GendernM (SD)Clinical Cutoff (15th Percentile, 1 SD)Diagnostic or Research Cutoff (5th Percentile, 1.65 SD)
Male1,08119.44 (8.408)27.84833.313
Female1,17818.87 (6.033)24.90328.824
Total2,37919.26 (7.453)26.71331.557
Table Footer NoteNote. M = mean; SD = standard deviation.
Note. M = mean; SD = standard deviation.×
×
Appendix 1.
Sample Items From the Adolescents and Adults Coordination Questionnaire
Sample Items From the Adolescents and Adults Coordination Questionnaire×
QuestionNever (0%)Occasionally (25%)Often (50%)Frequently (75%)Always (100%)
I tend to be clumsy, fall often, drop items, or bump into objects—for example, walking through narrow spaces.
I have difficulties with physical activities—for example, playing ball games, riding a bike, dancing, doing extreme sports.
I have difficulty performing tasks that require organization and order—for example, organizing my bag for a trip, shopping at the supermarket, organizing the kitchen or house.
I have difficulty with handwriting—for example, writing in a legible manner, writing quickly.
Appendix 1.
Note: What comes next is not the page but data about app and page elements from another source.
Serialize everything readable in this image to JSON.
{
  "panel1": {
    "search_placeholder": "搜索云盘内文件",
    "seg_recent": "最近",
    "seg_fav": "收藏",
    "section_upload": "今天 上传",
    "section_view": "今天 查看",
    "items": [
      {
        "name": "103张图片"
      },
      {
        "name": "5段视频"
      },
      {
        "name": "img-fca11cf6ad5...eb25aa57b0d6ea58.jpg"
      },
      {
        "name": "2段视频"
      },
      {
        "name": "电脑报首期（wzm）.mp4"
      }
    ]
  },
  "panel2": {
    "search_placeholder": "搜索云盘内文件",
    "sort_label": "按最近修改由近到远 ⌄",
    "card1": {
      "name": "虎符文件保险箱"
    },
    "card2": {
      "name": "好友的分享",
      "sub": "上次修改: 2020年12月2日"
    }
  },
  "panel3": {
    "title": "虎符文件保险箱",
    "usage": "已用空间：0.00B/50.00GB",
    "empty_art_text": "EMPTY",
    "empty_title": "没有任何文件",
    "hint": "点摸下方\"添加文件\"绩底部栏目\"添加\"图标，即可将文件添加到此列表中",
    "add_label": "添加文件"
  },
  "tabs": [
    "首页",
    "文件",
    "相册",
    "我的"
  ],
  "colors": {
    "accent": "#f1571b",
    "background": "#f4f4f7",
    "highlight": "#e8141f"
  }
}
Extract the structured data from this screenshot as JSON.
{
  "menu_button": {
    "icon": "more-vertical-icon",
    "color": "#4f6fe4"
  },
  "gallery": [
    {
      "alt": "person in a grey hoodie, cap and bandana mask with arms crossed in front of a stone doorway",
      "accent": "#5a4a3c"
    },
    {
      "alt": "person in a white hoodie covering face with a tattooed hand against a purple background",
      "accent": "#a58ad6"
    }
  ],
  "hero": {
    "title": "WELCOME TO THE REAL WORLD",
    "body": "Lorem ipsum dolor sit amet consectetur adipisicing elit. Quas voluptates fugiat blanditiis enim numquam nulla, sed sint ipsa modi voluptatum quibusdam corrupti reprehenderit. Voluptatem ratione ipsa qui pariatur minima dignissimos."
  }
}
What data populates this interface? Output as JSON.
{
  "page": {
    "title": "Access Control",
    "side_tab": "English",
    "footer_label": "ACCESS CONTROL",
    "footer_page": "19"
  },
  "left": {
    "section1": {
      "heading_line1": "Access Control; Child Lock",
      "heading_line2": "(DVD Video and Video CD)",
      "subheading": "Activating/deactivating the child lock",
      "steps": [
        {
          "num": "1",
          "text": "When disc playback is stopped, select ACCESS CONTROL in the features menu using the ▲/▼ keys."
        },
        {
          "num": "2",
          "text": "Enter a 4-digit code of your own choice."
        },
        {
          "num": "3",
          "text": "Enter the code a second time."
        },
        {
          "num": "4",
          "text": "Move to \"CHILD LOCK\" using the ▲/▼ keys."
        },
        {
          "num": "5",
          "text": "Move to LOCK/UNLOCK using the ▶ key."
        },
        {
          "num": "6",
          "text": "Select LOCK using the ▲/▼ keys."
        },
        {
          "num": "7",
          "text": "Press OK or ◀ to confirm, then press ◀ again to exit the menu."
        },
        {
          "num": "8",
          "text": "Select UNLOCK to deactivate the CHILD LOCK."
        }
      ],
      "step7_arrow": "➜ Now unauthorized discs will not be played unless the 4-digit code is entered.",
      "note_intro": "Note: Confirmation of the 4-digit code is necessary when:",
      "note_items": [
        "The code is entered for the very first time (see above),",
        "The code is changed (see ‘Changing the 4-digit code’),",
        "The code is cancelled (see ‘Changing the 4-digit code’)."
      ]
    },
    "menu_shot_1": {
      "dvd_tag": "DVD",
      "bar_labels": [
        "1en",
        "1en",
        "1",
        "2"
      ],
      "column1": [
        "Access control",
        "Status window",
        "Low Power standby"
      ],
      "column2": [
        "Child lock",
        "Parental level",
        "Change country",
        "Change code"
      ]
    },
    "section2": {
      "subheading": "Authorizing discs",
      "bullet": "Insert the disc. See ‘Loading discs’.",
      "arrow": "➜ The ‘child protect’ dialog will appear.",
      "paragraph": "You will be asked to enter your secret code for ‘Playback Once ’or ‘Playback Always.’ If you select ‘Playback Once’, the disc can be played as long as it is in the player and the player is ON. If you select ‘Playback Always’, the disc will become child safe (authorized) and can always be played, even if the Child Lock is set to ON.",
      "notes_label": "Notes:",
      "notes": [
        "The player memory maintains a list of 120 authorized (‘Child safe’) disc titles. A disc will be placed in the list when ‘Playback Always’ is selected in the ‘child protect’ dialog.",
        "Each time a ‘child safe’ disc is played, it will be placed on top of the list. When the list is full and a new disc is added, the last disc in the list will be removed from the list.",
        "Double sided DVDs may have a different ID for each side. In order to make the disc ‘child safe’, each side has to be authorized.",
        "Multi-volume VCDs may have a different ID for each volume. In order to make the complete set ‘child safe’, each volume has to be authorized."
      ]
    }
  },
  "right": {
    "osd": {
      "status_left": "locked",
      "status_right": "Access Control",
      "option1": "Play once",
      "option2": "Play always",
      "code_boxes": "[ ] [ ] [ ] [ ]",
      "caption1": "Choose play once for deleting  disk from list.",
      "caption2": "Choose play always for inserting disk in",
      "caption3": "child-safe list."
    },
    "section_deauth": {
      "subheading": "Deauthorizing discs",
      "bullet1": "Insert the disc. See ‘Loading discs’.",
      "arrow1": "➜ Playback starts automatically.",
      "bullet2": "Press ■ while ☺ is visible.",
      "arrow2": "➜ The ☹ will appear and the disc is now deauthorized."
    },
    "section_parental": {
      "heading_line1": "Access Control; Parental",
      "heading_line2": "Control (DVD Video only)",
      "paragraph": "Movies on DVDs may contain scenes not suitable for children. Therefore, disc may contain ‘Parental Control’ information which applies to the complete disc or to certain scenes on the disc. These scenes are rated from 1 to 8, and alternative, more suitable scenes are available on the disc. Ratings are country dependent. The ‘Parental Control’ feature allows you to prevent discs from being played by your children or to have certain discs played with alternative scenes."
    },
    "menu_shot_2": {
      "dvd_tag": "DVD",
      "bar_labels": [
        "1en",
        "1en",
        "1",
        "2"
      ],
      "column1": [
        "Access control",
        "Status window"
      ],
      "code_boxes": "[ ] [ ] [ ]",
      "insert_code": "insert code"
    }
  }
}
Sample Items From the Adolescents and Adults Coordination Questionnaire
Sample Items From the Adolescents and Adults Coordination Questionnaire×
QuestionNever (0%)Occasionally (25%)Often (50%)Frequently (75%)Always (100%)
I tend to be clumsy, fall often, drop items, or bump into objects—for example, walking through narrow spaces.
I have difficulties with physical activities—for example, playing ball games, riding a bike, dancing, doing extreme sports.
I have difficulty performing tasks that require organization and order—for example, organizing my bag for a trip, shopping at the supermarket, organizing the kitchen or house.
I have difficulty with handwriting—for example, writing in a legible manner, writing quickly.
×